Tallahassee, Florida -- A government watchdog group Integrity Florida has published Corruption Risk Report: Financial Disclosure. Integrity Florida is a nonpartisan, nonprofit research institute whose mission is to promote integrity in government and expose public corruption.
Some of the key findings in the report sent to the 10 News Investigators in a July 30 press release are:
- 11 legislators worked for lobbying firms during the 2012 session
- 12 legislators disclosed a total of 33 potential voting conflicts in 2012
- More than $100,000 in gifts reported by legislators and top state officials in 2012
- 4,284 current Florida public officials and employees failed to disclose 2012 financial interests as of July 26, 2012
- 66 current and former Florida officials and employees owe a total of $87,199.03 in fines for late filing of financial interests in past years as of July 9, 2012
Key Integrity Florida Recommendation: Florida should adopt the more detailed financial disclosure form used by Louisiana. The clearest way to see where Florida needs to go to improve financial disclosure is to compare the 2011 financial disclosures of Louisiana Gov. Bobby Jindal and Florida Gov. Rick Scott.
According to the Center for Public Integrity (CPI), Florida earned a D grade, ranking 26th in the U.S. for financial disclosure in 2009. Louisiana ranked No. 1 on CPI's disclosure ranking, up from 44th in 2006. Jindal worked with his state legislature in 2008 to pass new ethics laws that moved their state from the bottom to the top of the list.

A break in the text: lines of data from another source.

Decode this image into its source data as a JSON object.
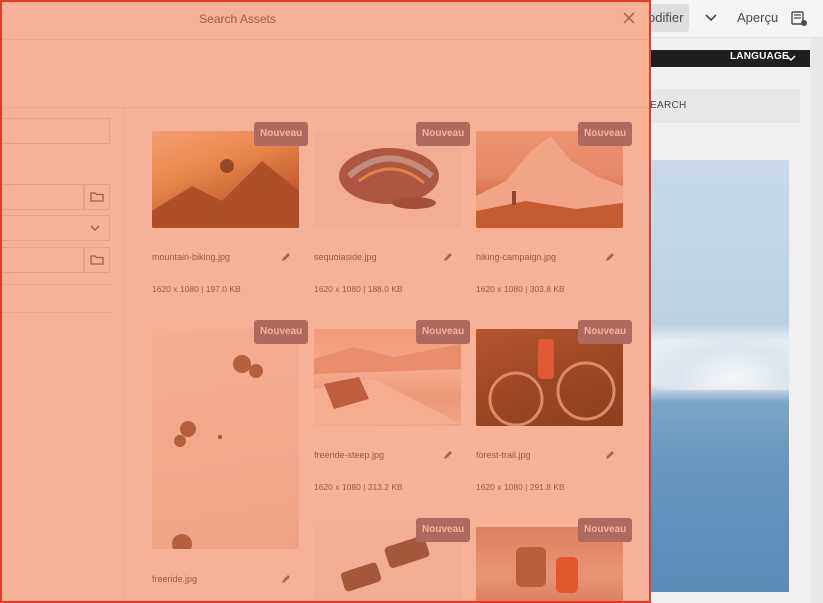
{
  "editor_toolbar": {
    "modifier_label": "odifier",
    "apercu_label": "Aperçu",
    "icons": [
      "chevron-down-icon",
      "page-properties-icon"
    ]
  },
  "page_preview": {
    "language_label": "LANGUAGE",
    "search_label": "EARCH"
  },
  "dialog": {
    "title": "Search Assets",
    "icons": [
      "close-icon",
      "folder-icon",
      "chevron-down-icon",
      "pencil-icon"
    ],
    "new_badge_label": "Nouveau",
    "assets": [
      {
        "filename": "mountain-biking.jpg",
        "meta": "1620 x 1080 | 197.0 KB"
      },
      {
        "filename": "sequoiaside.jpg",
        "meta": "1620 x 1080 | 188.0 KB"
      },
      {
        "filename": "hiking-campaign.jpg",
        "meta": "1620 x 1080 | 303.8 KB"
      },
      {
        "filename": "freeride.jpg",
        "meta": ""
      },
      {
        "filename": "freeride-steep.jpg",
        "meta": "1620 x 1080 | 313.2 KB"
      },
      {
        "filename": "forest-trail.jpg",
        "meta": "1620 x 1080 | 291.8 KB"
      },
      {
        "filename": "",
        "meta": ""
      },
      {
        "filename": "",
        "meta": ""
      }
    ]
  },
  "colors": {
    "highlight_overlay": "#f06432",
    "highlight_border": "#e83a28",
    "badge": "#6e6e8c"
  }
}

Louisiana Economic Development, the state's counterpart to Enterprise Florida and the Florida Department of Economic Opportunity, touts ethics reform on its website.
Jindal said he set out to "completely transform the ethics laws in (his) state to encourage increased business investment and job creation".
According to the U.S. Bureau of Labor Statistics, Louisiana has maintained a lower unemployment rate than Florida every month from January 2008 through June 2012.
Key Integrity Florida Recommendation: The public should have access to an online, searchable database of state officials' financial disclosure information, potential voting conflicts and gifts received.
According to the Center for Public Integrity, 27 states put financial disclosure filings of state officials online, but Florida does not. Integrity Florida has posted more than 600 documents online, including the personal financial disclosure filings from 2011, 2010 and the first term in office for Florida's legislators and top state officials to www.integrityflorida.org.